Discover Amsterdam
Meetings and Conventions
Live, Work and Study
Live, work and study
Discover Amsterdam
Meetings and Conventions
Live, Work and Study
Pakhuis Koningsbergen in Wormer is a national monument that has served as the barley peeling plant of the Gebroeders Laan since 1897.
Image from koen smilde

6 insider secrets for securing a Dutch mortgage

Housing prices in Amsterdam may be on the rise, but mortgage rates are lower than ever. We spoke with industry expert Henk Jansen, founder of Expat Mortgages, to find out his tips for securing a mortgage and buying your dream home in the Netherlands.

Article provided by Expat Mortgages, an IN Amsterdam partner.

The mortgage on a house is a large personal investment - life’s biggest for a lot of people - and it can be daunting to sort out the details in a foreign language outside of your home country. Luckily, in Amsterdam there are lots of services and systems to make things easier. We spoke to Henk Jansen, founder of Expat Mortgages, to find out what steps to take to streamline the process. “If I had to sign something that important in a language I couldn’t understand, I would be terrified,” said Jansen. “That’s why we take our clients by the hand and support them until they live in their new home. And even after that. We’re with them through the whole journey of being a homeowner.” So how do you make that journey as smooth as possible?

Start with a baseline understanding of the Dutch mortgage system

Insider tip: Attend a free seminar aimed at internationals such as those hosted by Expat Mortgages where you can meet with estate agents, mortgage advisors, notaries and tax lawyers. Ask your questions and get a free personalised consultation. “There is no commitment at these events,” says Jansen. “We really just want people to be prepared and informed, even if they end up using one of our competitors.”

Find out if you qualify for a mortgage

You’ll need a Dutch BSN number, a local bank account, a Dutch address and taxable income. Beyond that, the Netherlands helps people in a wide range of different circumstances buy homes here. Your mortgage broker can work with you to figure out if you are a good candidate for a local mortgage.

Insider tip: Make sure your credit meets the guidelines by checking BKR

Know your price range

If you use a mortgage agent, they’ll give you an official quote so you can narrow your search to houses you can afford.

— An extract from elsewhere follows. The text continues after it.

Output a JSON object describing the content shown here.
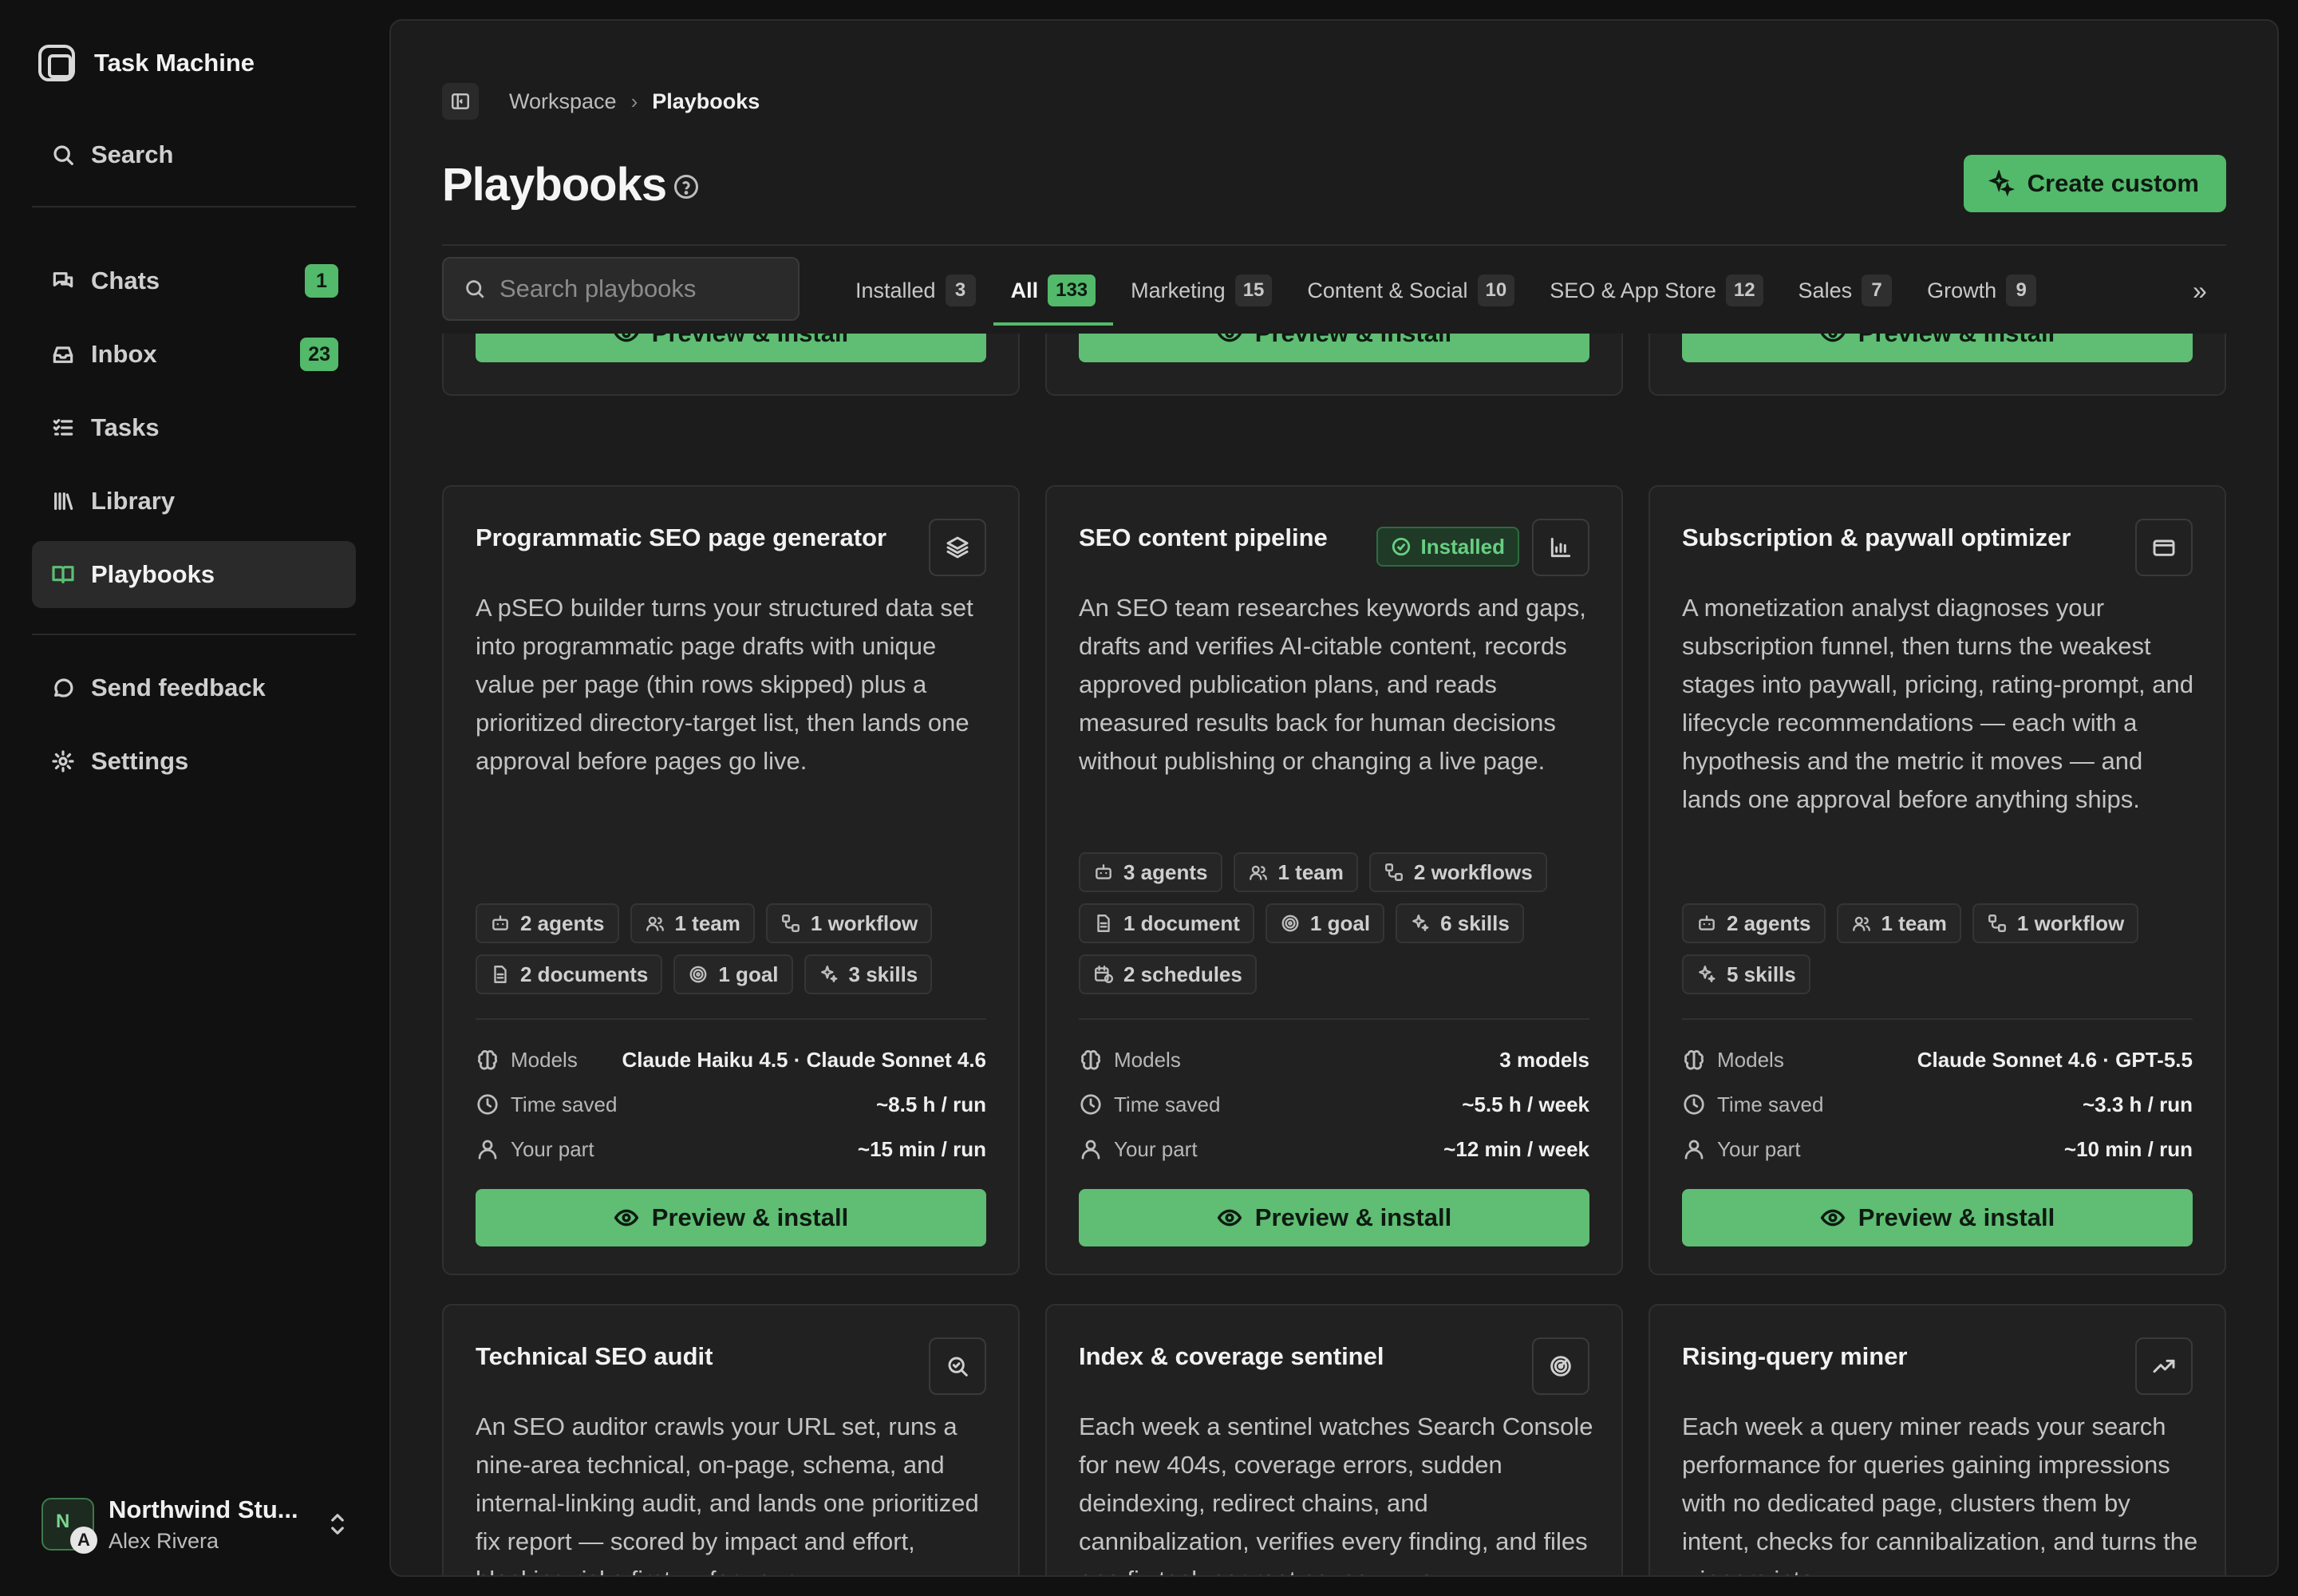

This is the moment to make a “need to have” and “nice to have” list, before you are caught up in the excitement and emotions of actually viewing houses. 

Insider tip: Wondering what income you need to qualify for a €400,000 house, for example? You can get a ballpark budget based on your income through this online tool.

Use a buying agent

Mortgage agents sort out the financial aspects of buying a home — finding a bank that will give you the loan; negotiating the best possible mortgage terms; making sure the mortgage has clauses, provisions and policies that protect your investment; and after-sale care — but they don’t help with finding the house and negotiating the sale. For that, you’ll need a buying agent, which usually costs 1-2% of the house price. You could try to handle this process on your own, but you are much more likely to get the house you want if you use a local agent who has relationships with the selling agents. 

Insider tip: You can find out the backstory of a house by running a search at Kadaster. It costs €6 for an extract, which will tell you who owns the house, when they bought it, how much they paid for it, and in some circumstances, what is still left on the mortgage. It provides information that could prove interesting while you are negotiating. Estate agents have free access to the service, so if you are working with a buying agent they can pull reports for you. 

Understand what you are signing

Don’t be afraid to ask questions. You should know the type of mortgage you are getting (there are a few different options in the Netherlands) and if the house is leasehold or freehold. You may also be able to get into a lower risk category, resulting in a discounted interest rate. And, perhaps most importantly, you should make sure your preliminary purchase contract comes with a conditions-subsequent or dissolving clause to obtain a mortgage. This means if you sign the papers but the bank doesn’t give you a mortgage, you are not liable for the purchase. If you don’t have the dissolving clause and, for some reason, your mortgage isn’t approved, you’ll be responsible for paying 10% of the cost of the house.

Insider tip: Once you’ve made a verbal agreement to buy the house,  let your mortgage agent know immediately. It can take 5-10 days for the notary to draw up the contract, which is valuable research time for your mortgage agent to vet the property, conducting technical checks and structural surveys. And once the contract has been issued, try to close the deal on a Wednesday. There is a three-day cooling-off period after signing when you can cancel without penalty, so if you sign on a Wednesday, that gives you until the following Monday to back out if you realise the house doesn’t meet your needs. Or if you just get cold feet.

It doesn’t stop with the keys

Re-evaluate your mortgage after a few years and make sure you are still optimising your payment plan. In some circumstances, you can make additional lump payments to bring down the monthly mortgage. 

Insider tip: If you work with a mortgage agent, ask if they will organise your monthly tax rebate for your mortgage payments. Some mortgage agencies will include this service for free for the first year or two of your mortgage.

This article was published in collaboration with Expat Mortgages. If you have any questions about securing a mortgage or would like to sign up for one of their free workshops, contact them here